The former Greek finance minster has said his country’s economic reforms are “going to fail”, just as formal talks on a huge bailout are set to begin.
In a BBC interview, Yanis Varoufakis said Greece was subject to a programme that will “go down in history as the greatest disaster of macroeconomic management ever”.
The German parliament approved the opening of negotiations on Friday.
The bailout could total €86bn (£60bn) in exchange for austerity measures.
In a damning assessment, Mr Varoufakis said: “This programme is going to fail whoever undertakes its implementation.”
Asked how long that would take, he replied: “It has failed already.”
Mr Varoufakis resigned earlier this month, in what was widely seen as a conciliatory gesture towards the eurozone finance ministers he had frequently clashed with.
He said Greek Prime Minister Alexis Tsipras, who has admitted that he does not believe in the bailout, had little option but to sign.
“We were given a choice between being executed and capitulating. And he decided that capitulation was the ultimate strategy.”
Mr Tsipras has announced a cabinet reshuffle, sacking several ministers who voted against the reforms in parliament this week.
Energy minister Panagiotis Lafazanis, one of the hardline rebels, was among those replaced.
But Mr Tsipras opted not to bring in technocrats or opposition politicians as replacements.
As a result, says the BBC’s Mark Lobel in Athens, Mr Tsipras will preside over ministers who, like himself, harbour serious doubts about the reform programme.
Greece must pass further reforms on Wednesday next week to secure the bailout.
Germany was the last of the eurozone countries needing parliamentary approval to begin the talks, with Greece voting to accept hard-hitting austerity measures earlier in the week.
But the head of the Eurogroup of finance ministers, Jeroen Dijsselbloem has warned that the process will not be easy, saying he expected the negotiations to take four weeks.

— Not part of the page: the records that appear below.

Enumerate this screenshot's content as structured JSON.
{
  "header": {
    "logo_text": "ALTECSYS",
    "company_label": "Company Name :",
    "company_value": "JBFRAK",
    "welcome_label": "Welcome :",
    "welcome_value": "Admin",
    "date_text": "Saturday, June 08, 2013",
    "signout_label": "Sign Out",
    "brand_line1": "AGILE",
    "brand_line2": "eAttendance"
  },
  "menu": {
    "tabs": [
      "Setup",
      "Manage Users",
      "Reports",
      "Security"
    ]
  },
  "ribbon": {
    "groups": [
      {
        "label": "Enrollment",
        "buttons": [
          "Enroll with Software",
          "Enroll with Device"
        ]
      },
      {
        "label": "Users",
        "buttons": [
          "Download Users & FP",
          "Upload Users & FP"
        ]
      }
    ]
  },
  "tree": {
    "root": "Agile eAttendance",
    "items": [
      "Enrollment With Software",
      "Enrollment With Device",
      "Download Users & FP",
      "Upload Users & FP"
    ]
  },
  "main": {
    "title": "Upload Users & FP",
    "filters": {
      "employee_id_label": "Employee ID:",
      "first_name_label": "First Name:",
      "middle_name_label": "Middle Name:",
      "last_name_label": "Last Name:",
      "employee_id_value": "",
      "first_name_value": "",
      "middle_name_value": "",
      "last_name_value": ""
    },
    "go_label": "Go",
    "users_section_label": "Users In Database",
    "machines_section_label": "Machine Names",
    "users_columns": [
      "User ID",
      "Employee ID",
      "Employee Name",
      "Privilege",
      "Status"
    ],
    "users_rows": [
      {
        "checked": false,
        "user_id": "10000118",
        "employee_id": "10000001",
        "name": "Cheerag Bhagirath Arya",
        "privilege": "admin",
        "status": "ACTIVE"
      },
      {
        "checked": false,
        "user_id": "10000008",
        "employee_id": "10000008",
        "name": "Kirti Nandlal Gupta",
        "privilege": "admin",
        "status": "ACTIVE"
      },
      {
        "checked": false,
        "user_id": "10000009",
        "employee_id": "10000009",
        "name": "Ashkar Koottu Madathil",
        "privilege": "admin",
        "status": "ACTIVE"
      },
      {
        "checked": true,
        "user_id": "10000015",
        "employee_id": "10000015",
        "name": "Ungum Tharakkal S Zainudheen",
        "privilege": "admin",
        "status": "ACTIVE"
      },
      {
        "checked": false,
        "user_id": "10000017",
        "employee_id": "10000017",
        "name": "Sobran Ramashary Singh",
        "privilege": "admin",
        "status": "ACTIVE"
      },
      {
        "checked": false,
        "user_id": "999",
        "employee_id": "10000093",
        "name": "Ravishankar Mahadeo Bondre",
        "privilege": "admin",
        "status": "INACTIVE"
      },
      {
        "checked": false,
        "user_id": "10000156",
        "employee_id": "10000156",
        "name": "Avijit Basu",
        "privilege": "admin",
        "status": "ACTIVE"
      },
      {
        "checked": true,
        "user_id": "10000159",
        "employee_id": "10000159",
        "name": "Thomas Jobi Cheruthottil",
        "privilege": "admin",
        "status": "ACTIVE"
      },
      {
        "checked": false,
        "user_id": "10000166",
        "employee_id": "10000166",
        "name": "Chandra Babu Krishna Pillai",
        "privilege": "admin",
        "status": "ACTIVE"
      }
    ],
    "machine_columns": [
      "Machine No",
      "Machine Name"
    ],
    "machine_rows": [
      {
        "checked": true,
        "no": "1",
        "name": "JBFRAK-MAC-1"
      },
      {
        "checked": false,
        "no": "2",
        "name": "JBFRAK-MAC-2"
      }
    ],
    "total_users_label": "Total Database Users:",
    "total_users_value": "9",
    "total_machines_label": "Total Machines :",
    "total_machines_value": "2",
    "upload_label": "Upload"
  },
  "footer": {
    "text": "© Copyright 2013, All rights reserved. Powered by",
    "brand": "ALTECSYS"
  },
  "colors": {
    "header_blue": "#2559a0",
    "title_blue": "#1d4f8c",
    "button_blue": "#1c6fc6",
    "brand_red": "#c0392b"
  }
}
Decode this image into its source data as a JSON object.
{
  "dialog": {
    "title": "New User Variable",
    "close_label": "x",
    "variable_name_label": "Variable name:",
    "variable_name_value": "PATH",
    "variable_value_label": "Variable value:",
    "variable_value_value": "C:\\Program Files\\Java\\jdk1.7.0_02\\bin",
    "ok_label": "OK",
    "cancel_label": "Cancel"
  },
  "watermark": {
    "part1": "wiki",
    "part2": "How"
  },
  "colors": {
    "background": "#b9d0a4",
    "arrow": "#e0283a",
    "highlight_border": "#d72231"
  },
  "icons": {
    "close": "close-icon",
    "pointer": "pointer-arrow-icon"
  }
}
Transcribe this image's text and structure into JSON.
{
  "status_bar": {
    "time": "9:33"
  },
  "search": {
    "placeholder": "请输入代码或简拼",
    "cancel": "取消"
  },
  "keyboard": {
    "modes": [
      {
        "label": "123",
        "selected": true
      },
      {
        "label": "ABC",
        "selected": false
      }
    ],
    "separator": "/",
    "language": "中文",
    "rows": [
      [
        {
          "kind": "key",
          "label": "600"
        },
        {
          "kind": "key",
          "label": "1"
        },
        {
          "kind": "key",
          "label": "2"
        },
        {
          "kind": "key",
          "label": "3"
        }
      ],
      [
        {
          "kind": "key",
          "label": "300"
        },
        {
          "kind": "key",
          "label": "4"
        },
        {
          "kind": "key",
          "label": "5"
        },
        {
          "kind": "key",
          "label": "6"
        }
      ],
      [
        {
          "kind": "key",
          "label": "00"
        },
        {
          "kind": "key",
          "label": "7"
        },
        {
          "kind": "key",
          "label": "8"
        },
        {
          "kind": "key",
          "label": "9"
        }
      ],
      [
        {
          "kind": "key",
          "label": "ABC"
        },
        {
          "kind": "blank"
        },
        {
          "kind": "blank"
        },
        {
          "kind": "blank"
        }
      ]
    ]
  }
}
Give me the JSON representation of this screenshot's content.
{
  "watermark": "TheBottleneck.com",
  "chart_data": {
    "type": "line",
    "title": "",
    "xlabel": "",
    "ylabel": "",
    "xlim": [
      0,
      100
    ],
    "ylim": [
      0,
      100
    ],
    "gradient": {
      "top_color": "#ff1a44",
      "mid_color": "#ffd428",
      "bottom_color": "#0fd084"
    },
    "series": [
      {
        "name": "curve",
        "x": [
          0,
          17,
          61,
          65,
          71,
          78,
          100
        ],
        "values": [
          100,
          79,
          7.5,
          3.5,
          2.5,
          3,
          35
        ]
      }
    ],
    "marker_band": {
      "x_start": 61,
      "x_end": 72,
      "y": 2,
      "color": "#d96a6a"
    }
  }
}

Some Greek banks could reopen on Monday following weeks of closures, after the European Central Bank (ECB) raised the level of emergency funding available.
Some Greek banks could open on Monday, although capital controls will remain in place
Separately, the European Council approved the €7bn bridging loan for Greece from an EU-wide emergency fund. The loan was approved in principle by eurozone ministers on Thursday and now has the go-ahead from all non-euro states.
It means Greece will now be able to repay debts to two of its creditors, the ECB and International Monetary Fund (IMF), due on Monday.